For the past month or so, between other books I’ve been reading MILTON CANIFF: CONVERSATIONS, a collection of interviews with and articles about the iconic comic strip artist who created TERRY AND THE PIRATES and STEVE CANYON. (More on that book when I finish reading it.) I’ve been a Caniff fan since I stumbled across a volume reprinting some of the TERRY AND THE PIRATES strip, back when I was in college.
So I was prompted to take down this book from my shelves and read it, too. It’s a Whitman juvenile novel published in 1942, based on one of the story arcs from the comic strip originally published in 1939. No credit is given to whoever turned the story into a novel, but it almost certainly wasn’t Caniff himself. There are numerous illustrations “adapted” from the strip, so while they’re based on Caniff’s work, they’ve apparently been redrawn and simplified somewhat, lacking a lot of Caniff’s trademark details.

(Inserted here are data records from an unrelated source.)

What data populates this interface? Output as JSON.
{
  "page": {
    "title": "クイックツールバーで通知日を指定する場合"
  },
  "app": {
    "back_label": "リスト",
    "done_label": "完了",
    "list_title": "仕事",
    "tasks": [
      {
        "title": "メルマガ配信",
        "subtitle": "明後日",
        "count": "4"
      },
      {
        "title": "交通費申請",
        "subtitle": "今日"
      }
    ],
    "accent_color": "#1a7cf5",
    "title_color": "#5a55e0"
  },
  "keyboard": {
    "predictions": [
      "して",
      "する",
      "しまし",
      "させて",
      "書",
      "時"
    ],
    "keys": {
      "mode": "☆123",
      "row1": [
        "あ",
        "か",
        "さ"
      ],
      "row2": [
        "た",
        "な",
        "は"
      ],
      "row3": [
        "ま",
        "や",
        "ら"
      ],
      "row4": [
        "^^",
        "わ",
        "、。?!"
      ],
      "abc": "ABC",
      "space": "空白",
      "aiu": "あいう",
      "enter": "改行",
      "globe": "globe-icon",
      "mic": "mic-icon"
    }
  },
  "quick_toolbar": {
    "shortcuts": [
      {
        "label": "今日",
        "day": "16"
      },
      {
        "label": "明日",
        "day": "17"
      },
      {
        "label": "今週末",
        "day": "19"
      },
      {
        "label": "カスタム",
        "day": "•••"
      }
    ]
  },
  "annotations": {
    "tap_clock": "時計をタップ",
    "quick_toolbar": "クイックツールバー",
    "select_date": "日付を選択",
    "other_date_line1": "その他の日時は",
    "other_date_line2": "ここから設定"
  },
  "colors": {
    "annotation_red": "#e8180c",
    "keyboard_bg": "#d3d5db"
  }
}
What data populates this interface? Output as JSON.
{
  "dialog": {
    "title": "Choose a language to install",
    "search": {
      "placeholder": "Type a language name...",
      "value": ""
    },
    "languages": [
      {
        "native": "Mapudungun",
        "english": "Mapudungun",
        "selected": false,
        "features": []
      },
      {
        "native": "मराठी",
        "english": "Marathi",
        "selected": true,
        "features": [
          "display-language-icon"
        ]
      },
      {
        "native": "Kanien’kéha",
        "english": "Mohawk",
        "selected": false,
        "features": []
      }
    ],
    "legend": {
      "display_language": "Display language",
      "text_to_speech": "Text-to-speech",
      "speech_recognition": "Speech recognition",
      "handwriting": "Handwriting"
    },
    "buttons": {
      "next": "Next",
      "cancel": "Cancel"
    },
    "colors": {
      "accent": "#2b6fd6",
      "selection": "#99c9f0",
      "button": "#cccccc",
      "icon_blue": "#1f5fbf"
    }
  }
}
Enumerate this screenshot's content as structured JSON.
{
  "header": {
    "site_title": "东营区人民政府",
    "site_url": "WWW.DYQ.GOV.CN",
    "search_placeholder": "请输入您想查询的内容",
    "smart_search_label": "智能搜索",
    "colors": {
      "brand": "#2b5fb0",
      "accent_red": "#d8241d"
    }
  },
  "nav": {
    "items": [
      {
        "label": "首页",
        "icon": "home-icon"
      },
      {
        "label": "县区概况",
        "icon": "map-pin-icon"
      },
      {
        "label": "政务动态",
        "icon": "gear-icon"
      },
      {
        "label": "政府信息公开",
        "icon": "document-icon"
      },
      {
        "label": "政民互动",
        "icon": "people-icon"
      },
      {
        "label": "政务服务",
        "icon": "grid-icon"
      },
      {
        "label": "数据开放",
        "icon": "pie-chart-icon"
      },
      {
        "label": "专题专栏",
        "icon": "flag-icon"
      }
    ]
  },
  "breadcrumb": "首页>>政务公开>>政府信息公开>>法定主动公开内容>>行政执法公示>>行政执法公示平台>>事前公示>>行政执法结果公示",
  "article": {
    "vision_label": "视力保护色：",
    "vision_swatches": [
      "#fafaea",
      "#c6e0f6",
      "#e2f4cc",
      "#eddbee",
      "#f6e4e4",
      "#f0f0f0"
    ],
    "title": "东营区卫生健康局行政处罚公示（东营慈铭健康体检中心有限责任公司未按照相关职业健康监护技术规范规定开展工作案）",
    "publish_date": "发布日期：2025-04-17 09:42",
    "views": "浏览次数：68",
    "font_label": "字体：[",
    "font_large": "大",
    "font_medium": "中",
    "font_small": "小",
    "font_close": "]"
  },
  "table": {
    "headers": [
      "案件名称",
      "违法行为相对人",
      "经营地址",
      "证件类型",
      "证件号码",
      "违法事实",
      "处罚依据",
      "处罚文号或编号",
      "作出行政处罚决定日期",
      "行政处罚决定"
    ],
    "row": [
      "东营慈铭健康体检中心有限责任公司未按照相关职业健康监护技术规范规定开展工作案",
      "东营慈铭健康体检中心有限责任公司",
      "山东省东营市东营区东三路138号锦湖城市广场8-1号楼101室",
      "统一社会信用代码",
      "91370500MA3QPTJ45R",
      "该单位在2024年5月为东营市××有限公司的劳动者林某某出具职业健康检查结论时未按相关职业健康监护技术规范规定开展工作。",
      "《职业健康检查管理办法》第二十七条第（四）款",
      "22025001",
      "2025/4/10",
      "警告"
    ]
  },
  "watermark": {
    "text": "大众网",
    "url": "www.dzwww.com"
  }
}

So how does APRIL KANE AND THE DRAGON LADY read as a book? Well, my opinion of it is rather mixed. The characters are great. The teenage trio of clean-cut, all-American Terry Lee, April Kane (a Southern belle in China), and the valiant British youngster Deeth Crispin III make appealing heroes for the kids, Terry’s mentor Pat Ryan is a typical two-fisted, wise-cracking Yank, and the Dragon Lady herself is one of the most complex characters in comics, part heroine, part villainess, and always unpredictable. As you might expect from material originally published so long ago, the treatment by Caniff and the unknown novelist of Chinese and Japanese characters isn’t what you’d call politically correct, but in the end it’s Pat and Terry’s Chinese friends, Connie and Big Stoop, who do a lot of the heavy lifting to save the day.
The storyline itself finds Terry, April, and Deeth caught in the middle of the guerrilla warfare being conducted by the Dragon Lady and her followers against “the Invader”, Caniff’s euphemism for the Japanese. There’s plenty of intrigue in Hong Kong, spies, ambushes, breakneck chases, a hidden city in the Chinese mountains, rival warlords, literal cliffhangers . . . great stuff, in other words. I would have absolutely loved this book when I was twelve years old – which was, of course, the target audience for the Whitman juveniles. Reading it now, I can see that the unnamed author didn’t do a particularly good job in places, especially in the action scenes. Big battles get glossed over in a paragraph or two or occur off-screen. Hand-to-hand fights are awkwardly written and lacking in drama for the most part. But towards the end of the book things begin to come together better and the story really catches fire. The slam-bang climax had me feeling like I was twelve again for a few minutes, and that’s not a bad thing. Unfortunately, the ending is rather abrupt and leaves some elements unresolved.
Overall, if you’re a Caniff fan, APRIL KANE AND THE DRAGON LADY is well worth reading, although the comic strips themselves are much better. I believe the novel was reprinted a few years ago, but copies of the original can be found fairly cheaply on the Internet. By the way, that dust jacket picture is one that I found on-line. My copy doesn’t have a dust jacket.
And as another aside, when I was a kid the lead feature in the comics section of the local paper every Sunday was TERRY AND THE PIRATES, but it was written and drawn at that time by George Wunder, who replaced Caniff on the strip when Caniff left TERRY to create STEVE CANYON. I didn’t care for Wunder’s art and never read the strip back in those days, but since then I’ve read reprints of some of his work, and it’s not bad. I just had to be older to appreciate it. My adventure strips of choice when I was a kid were SMILIN’ JACK and BUZ SAWYER. Wonder how they’d hold up if I read them now.